“We are talking about a very large quantity of fruit and vegetables,” said Michel van der Maas, a spokesman for the Netherlands Enterprise Agency, who said the exact amount was still unknown. “It's many tonnes,” Reuters quoted him as saying.

“Most of the products are being taken to destruction plants, rather than the Food Bank,” he said. “There hasn't been a lot of interest from the producers [to donate to charity],” he said.

Tomato group battle on the Dam square Amsterdam, against Russian boycott, sponsored by Siemens)). pic.twitter.com/L4ZZBKqHFI

— Erik (@ErikTimmers) September 14, 2014

The idea to stage a massive tomato fight came from Spain's annual 'La Tomatina' festival in Bunol, in which participants throw tomatoes and get involved in splatting one another purely for fun. But the Dutch added an economic twist to the event, as the EU has already been struggling economically as a result of austerity measures.

The so-called 'Protestierspass' cost the activists 15 euro ($20) each to participate, the proceeds of which is to benefit European vegetable producers, who already suffer from the preventative restrictions imposed by Russia in order to ensure its food supply safety from any further sanctions Brussels might eventually come up with.

“It was hard in there. It was mean. But it was fun,” one beaming participant, Lois Bloedjes, told AP. “Everything became one big pile of mush. There were people swimming in it on the ground.”

Participants are covered with pulp at the Dam square in Amsterdam after joining a tomato fight on September 14, 2014 in to protest the Russian boycot of the European fruit and vegetables. (AFP Photo/ANP)

The leftover tomatoes will be cleaned and sent to a biogas production facility.

The Netherlands, the world's second-largest exporter of agricultural products, is set to lose 300 million euro annually from canceled business with Russia , as it accounts for roughly 10 percent of Dutch exports of vegetables, fruit and meat.

To help the farmers, a 125-million-euro EU Commission Common Agricultural Policy fund was established, from which the growers are expected to get some cash, while Amsterdam is willing to cover the cost of transporting excess produce to eight Food Banks across Holland.

La Tomatina, #Amsterdam style: huge tomato fight in support of #Dutch farmers affected by Russian #CounterSanctionspic.twitter.com/qm4P9JTa1Z

— Solunarium (@solunarium) September 14, 2014

The scheme was announced on August 18 after Russia responded to several rounds of western sanctions with a ban on imports of food from the countries involved. Moscow introduced a one-year food embargo against the US, EU, Norway, Australia, and Canada that will block an estimated $9 billion worth of agricultural exports to Russia.
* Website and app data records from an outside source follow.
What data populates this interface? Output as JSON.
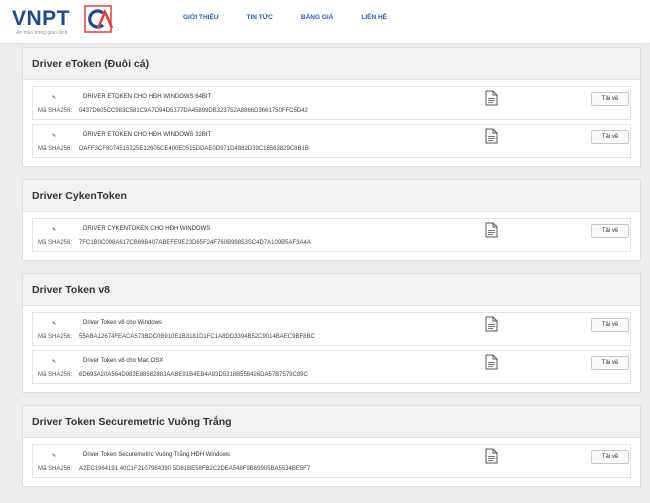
{
  "brand": {
    "name": "VNPT",
    "tagline": "An toàn trong giao dịch",
    "primary_color": "#1b4a9a",
    "accent_color": "#e43d3d"
  },
  "nav": [
    {
      "label": "GIỚI THIỆU"
    },
    {
      "label": "TIN TỨC"
    },
    {
      "label": "BẢNG GIÁ"
    },
    {
      "label": "LIÊN HỆ"
    }
  ],
  "common": {
    "hash_label": "Mã SHA256:",
    "download_label": "Tải về",
    "bullet_icon": "pencil-icon",
    "file_icon": "document-icon"
  },
  "sections": [
    {
      "title": "Driver eToken (Đuôi cá)",
      "items": [
        {
          "name": "DRIVER ETOKEN CHO HĐH WINDOWS 64BIT",
          "hash": "0437D605CC983C581C9A7D94D5377DA45899DB323752A8866D3661750FFC5D42"
        },
        {
          "name": "DRIVER ETOKEN CHO HĐH WINDOWS 32BIT",
          "hash": "DAFF3CF8074515225E12605CE400E0515DDAE0D971D4882D39C18563829C8B1B"
        }
      ]
    },
    {
      "title": "Driver CykenToken",
      "items": [
        {
          "name": "DRIVER CYKENTOKEN CHO HĐH WINDOWS",
          "hash": "7FC1B0C098A617CB69B407ABEFE9E23D65F24F760B99853SC4D7A109B5AF3A4A"
        }
      ]
    },
    {
      "title": "Driver Token v8",
      "items": [
        {
          "name": "Driver Token v8 cho Windows",
          "hash": "55ABA12674FEACA573BDC0B910E1B3181D1FC1A8DD3394B52C9014BAEC9BF8BC"
        },
        {
          "name": "Driver Token v8 cho Mac OSX",
          "hash": "6D693A20A564D983E88562883AABE91B4EB4A93D5318B558426DA57B7579C89C"
        }
      ]
    },
    {
      "title": "Driver Token Securemetric Vuông Trắng",
      "items": [
        {
          "name": "Driver Token Securemetric Vuông Trắng HĐH Windows",
          "hash": "A2EC1964191 40C1F2107984390 5D81BE58FB2C2DEA548F9B69905BA5534BE5F7"
        }
      ]
    }
  ]
}
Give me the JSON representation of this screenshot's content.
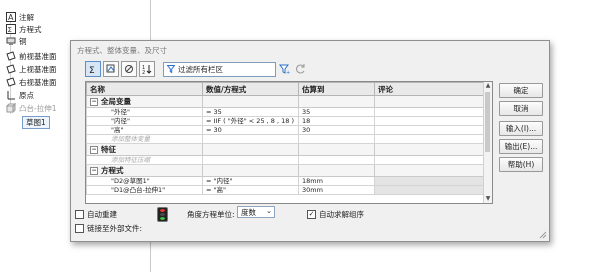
{
  "tree": {
    "items": [
      {
        "label": "注解",
        "icon": "annotations-icon"
      },
      {
        "label": "方程式",
        "icon": "equations-icon"
      },
      {
        "label": "铜",
        "icon": "material-icon"
      },
      {
        "label": "前视基准面",
        "icon": "plane-icon"
      },
      {
        "label": "上视基准面",
        "icon": "plane-icon"
      },
      {
        "label": "右视基准面",
        "icon": "plane-icon"
      },
      {
        "label": "原点",
        "icon": "origin-icon"
      },
      {
        "label": "凸台-拉伸1",
        "icon": "boss-extrude-icon"
      },
      {
        "label": "草图1",
        "icon": "sketch-icon"
      }
    ]
  },
  "dialog": {
    "title": "方程式、整体变量、及尺寸",
    "filter_placeholder": "过滤所有栏区",
    "columns": [
      "名称",
      "数值/方程式",
      "估算到",
      "评论"
    ],
    "sections": [
      {
        "label": "全局变量",
        "expander": "−",
        "rows": [
          {
            "name": "\"外径\"",
            "value": "= 35",
            "eval": "35",
            "comment": ""
          },
          {
            "name": "\"内径\"",
            "value": "= IIF ( \"外径\" < 25 , 8 , 18 )",
            "eval": "18",
            "comment": ""
          },
          {
            "name": "\"高\"",
            "value": "= 30",
            "eval": "30",
            "comment": ""
          }
        ],
        "add_label": "添加整体变量"
      },
      {
        "label": "特征",
        "expander": "−",
        "rows": [],
        "add_label": "添加特征压缩"
      },
      {
        "label": "方程式",
        "expander": "−",
        "rows": [
          {
            "name": "\"D2@草图1\"",
            "value": "= \"内径\"",
            "eval": "18mm",
            "comment": ""
          },
          {
            "name": "\"D1@凸台-拉伸1\"",
            "value": "= \"高\"",
            "eval": "30mm",
            "comment": ""
          }
        ]
      }
    ],
    "buttons": {
      "ok": "确定",
      "cancel": "取消",
      "import": "输入(I)...",
      "export": "输出(E)...",
      "help": "帮助(H)"
    },
    "auto_rebuild": {
      "label": "自动重建",
      "checked": false
    },
    "angle_unit": {
      "label": "角度方程单位:",
      "value": "度数"
    },
    "auto_solve": {
      "label": "自动求解组序",
      "checked": true
    },
    "link_external": {
      "label": "链接至外部文件:",
      "checked": false
    }
  }
}
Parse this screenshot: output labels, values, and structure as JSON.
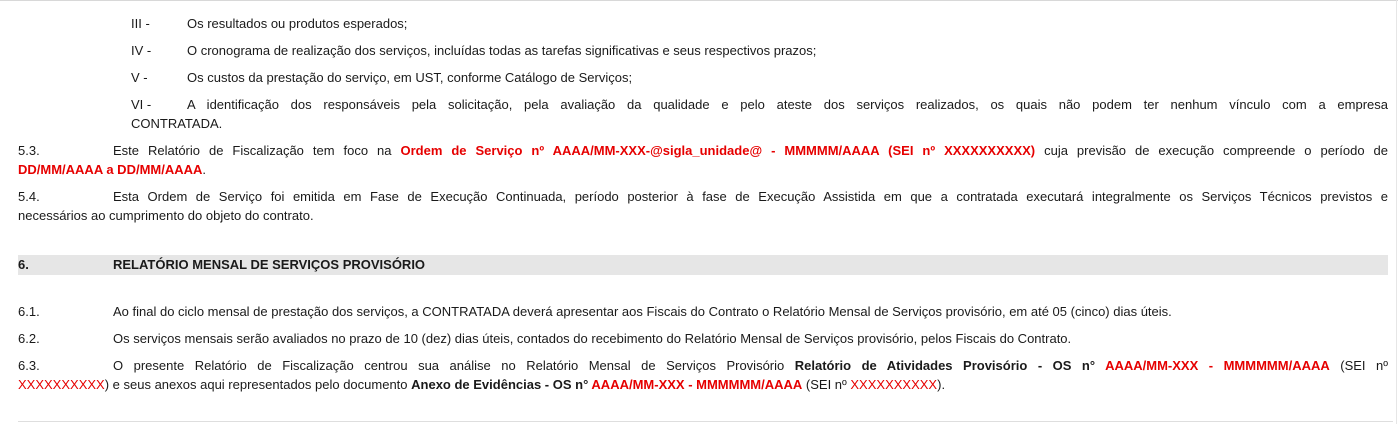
{
  "list": [
    {
      "roman": "III -",
      "text": "Os resultados ou produtos esperados;"
    },
    {
      "roman": "IV -",
      "text": "O cronograma de realização dos serviços, incluídas todas as tarefas significativas e seus respectivos prazos;"
    },
    {
      "roman": "V -",
      "text": "Os custos da prestação do serviço, em UST, conforme Catálogo de Serviços;"
    },
    {
      "roman": "VI -",
      "text_line1": "A identificação dos responsáveis pela solicitação, pela avaliação da qualidade e pelo ateste dos serviços realizados, os quais não podem ter nenhum vínculo com a empresa",
      "text_line2": "CONTRATADA."
    }
  ],
  "p53": {
    "num": "5.3.",
    "pre": "Este Relatório de Fiscalização tem foco na ",
    "highlight": "Ordem de Serviço nº AAAA/MM-XXX-@sigla_unidade@ - MMMMM/AAAA (SEI nº XXXXXXXXXX)",
    "post": " cuja previsão de execução compreende o período de",
    "line2_highlight": "DD/MM/AAAA a DD/MM/AAAA",
    "line2_end": "."
  },
  "p54": {
    "num": "5.4.",
    "line1": "Esta Ordem de Serviço foi emitida em Fase de Execução Continuada, período posterior à fase de Execução Assistida em que a contratada executará integralmente os Serviços Técnicos previstos e",
    "line2": "necessários ao cumprimento do objeto do contrato."
  },
  "section": {
    "num": "6.",
    "title": "RELATÓRIO MENSAL DE SERVIÇOS PROVISÓRIO"
  },
  "p61": {
    "num": "6.1.",
    "text": "Ao final do ciclo mensal de prestação dos serviços, a CONTRATADA deverá apresentar aos Fiscais do Contrato o Relatório Mensal de Serviços provisório, em até 05 (cinco) dias úteis."
  },
  "p62": {
    "num": "6.2.",
    "text": "Os serviços mensais serão avaliados no prazo de 10 (dez) dias úteis, contados do recebimento do Relatório Mensal de Serviços provisório, pelos Fiscais do Contrato."
  },
  "p63": {
    "num": "6.3.",
    "pre": "O presente Relatório de Fiscalização centrou sua análise no Relatório Mensal de Serviços Provisório ",
    "bold1": "Relatório de Atividades Provisório - OS n° ",
    "red1": "AAAA/MM-XXX - MMMMMM/AAAA",
    "mid1": " (SEI nº",
    "l2_red1": "XXXXXXXXXX",
    "l2_mid": ") e seus anexos aqui representados pelo documento ",
    "l2_bold": "Anexo de Evidências - OS n° ",
    "l2_red2": "AAAA/MM-XXX - MMMMMM/AAAA",
    "l2_mid2": " (SEI nº ",
    "l2_red3": "XXXXXXXXXX",
    "l2_end": ")."
  },
  "colors": {
    "highlight": "#e60000",
    "section_bg": "#e6e6e6"
  }
}
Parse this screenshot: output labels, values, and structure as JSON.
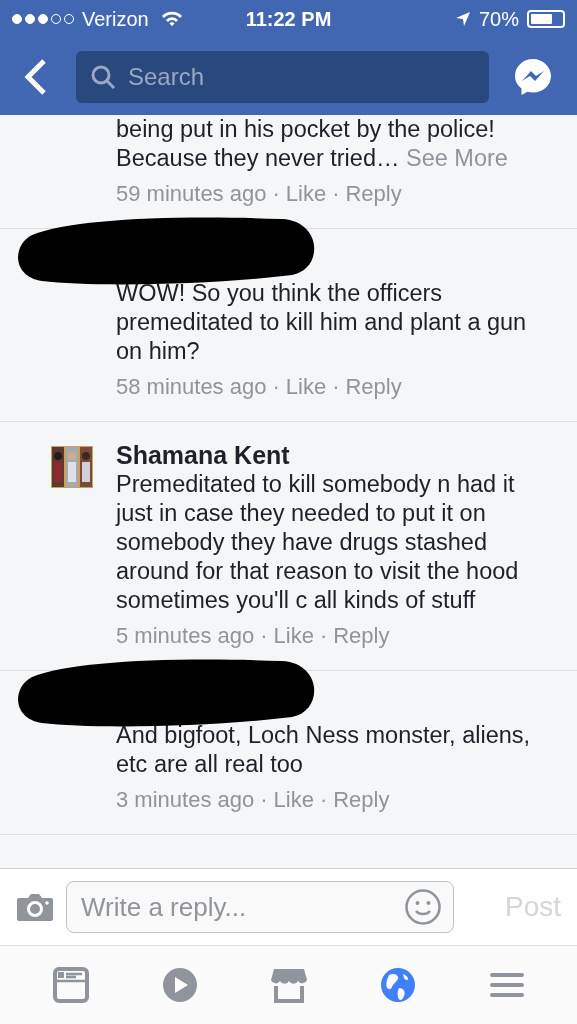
{
  "status_bar": {
    "carrier": "Verizon",
    "time": "11:22 PM",
    "battery": "70%"
  },
  "nav": {
    "search_placeholder": "Search"
  },
  "comments": [
    {
      "text": "being put in his pocket by the police! Because they never tried…",
      "see_more": "See More",
      "time": "59 minutes ago",
      "separator": "·",
      "like": "Like",
      "reply": "Reply",
      "redacted": false,
      "cut_top": true
    },
    {
      "text": "WOW! So you think the officers premeditated to kill him and plant a gun on him?",
      "time": "58 minutes ago",
      "separator": "·",
      "like": "Like",
      "reply": "Reply",
      "redacted": true
    },
    {
      "author": "Shamana Kent",
      "avatar": true,
      "text": "Premeditated to kill somebody n had it just in case they needed to put it on somebody they have drugs stashed around for that reason to visit the hood sometimes you'll c all kinds of stuff",
      "time": "5 minutes ago",
      "separator": "·",
      "like": "Like",
      "reply": "Reply",
      "redacted": false
    },
    {
      "text": "And bigfoot, Loch Ness monster, aliens, etc are all real too",
      "time": "3 minutes ago",
      "separator": "·",
      "like": "Like",
      "reply": "Reply",
      "redacted": true
    }
  ],
  "composer": {
    "placeholder": "Write a reply...",
    "post": "Post",
    "post_disabled": true
  },
  "tab_bar": [
    {
      "kind": "feed",
      "selected": false
    },
    {
      "kind": "video",
      "selected": false
    },
    {
      "kind": "marketplace",
      "selected": false
    },
    {
      "kind": "globe",
      "selected": true
    },
    {
      "kind": "menu",
      "selected": false
    }
  ]
}
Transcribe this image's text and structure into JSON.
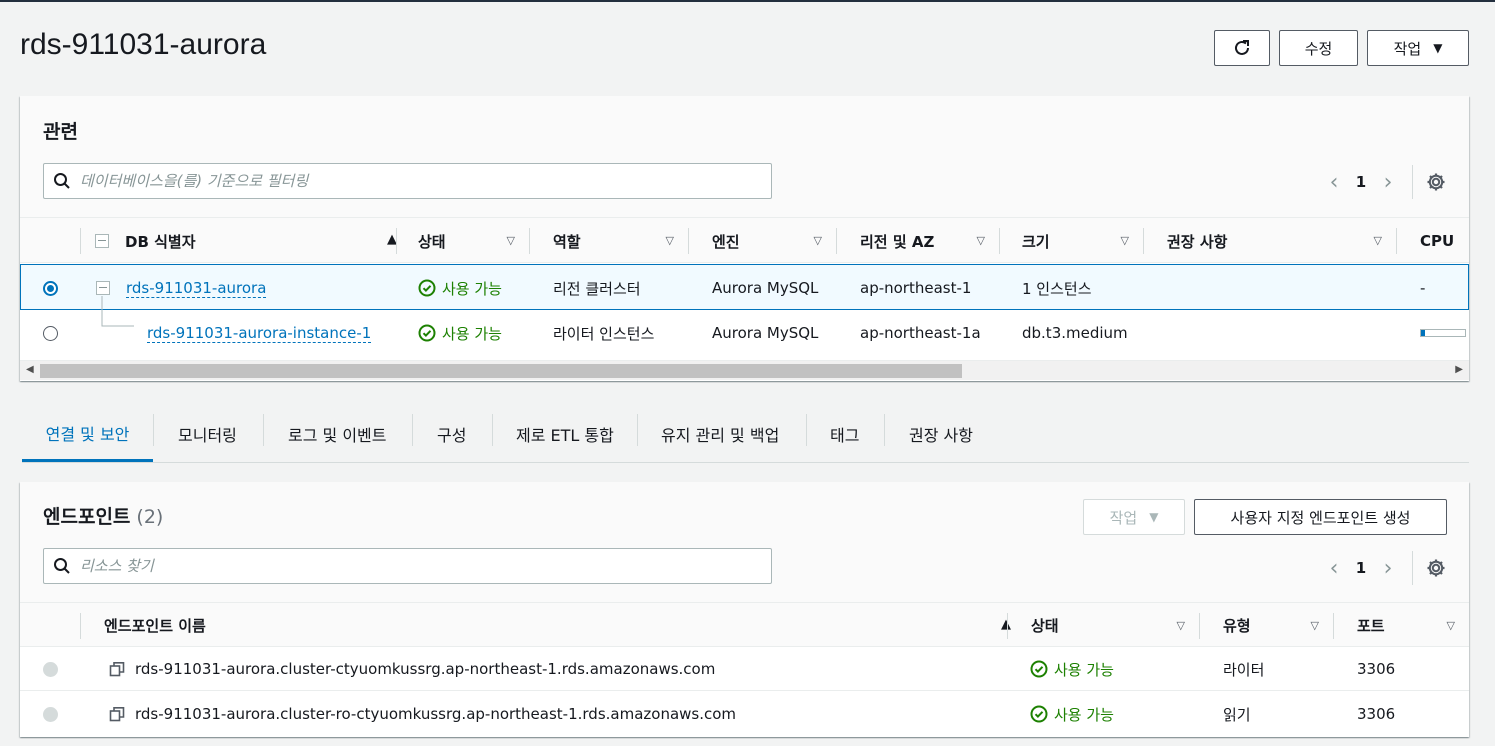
{
  "page": {
    "title": "rds-911031-aurora"
  },
  "header_buttons": {
    "edit": "수정",
    "actions": "작업"
  },
  "related": {
    "title": "관련",
    "search_placeholder": "데이터베이스을(를) 기준으로 필터링",
    "page": "1",
    "columns": [
      "DB 식별자",
      "상태",
      "역할",
      "엔진",
      "리전 및 AZ",
      "크기",
      "권장 사항",
      "CPU"
    ],
    "rows": [
      {
        "id": "rds-911031-aurora",
        "status": "사용 가능",
        "role": "리전 클러스터",
        "engine": "Aurora MySQL",
        "region": "ap-northeast-1",
        "size": "1 인스턴스",
        "recommend": "",
        "cpu": "-",
        "selected": true
      },
      {
        "id": "rds-911031-aurora-instance-1",
        "status": "사용 가능",
        "role": "라이터 인스턴스",
        "engine": "Aurora MySQL",
        "region": "ap-northeast-1a",
        "size": "db.t3.medium",
        "recommend": "",
        "cpu_fraction": 0.1,
        "selected": false
      }
    ]
  },
  "tabs": [
    "연결 및 보안",
    "모니터링",
    "로그 및 이벤트",
    "구성",
    "제로 ETL 통합",
    "유지 관리 및 백업",
    "태그",
    "권장 사항"
  ],
  "endpoints": {
    "title": "엔드포인트",
    "count": "(2)",
    "actions_label": "작업",
    "create_label": "사용자 지정 엔드포인트 생성",
    "search_placeholder": "리소스 찾기",
    "page": "1",
    "columns": [
      "엔드포인트 이름",
      "상태",
      "유형",
      "포트"
    ],
    "rows": [
      {
        "name": "rds-911031-aurora.cluster-ctyuomkussrg.ap-northeast-1.rds.amazonaws.com",
        "status": "사용 가능",
        "type": "라이터",
        "port": "3306"
      },
      {
        "name": "rds-911031-aurora.cluster-ro-ctyuomkussrg.ap-northeast-1.rds.amazonaws.com",
        "status": "사용 가능",
        "type": "읽기",
        "port": "3306"
      }
    ]
  },
  "colors": {
    "accent": "#0073bb",
    "success": "#1d8102",
    "text": "#16191f"
  }
}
EU members, particularly those close to Russia, were most affected by the loss of the Russian market. So far payments under the scheme have been halted due to the large volume of applications.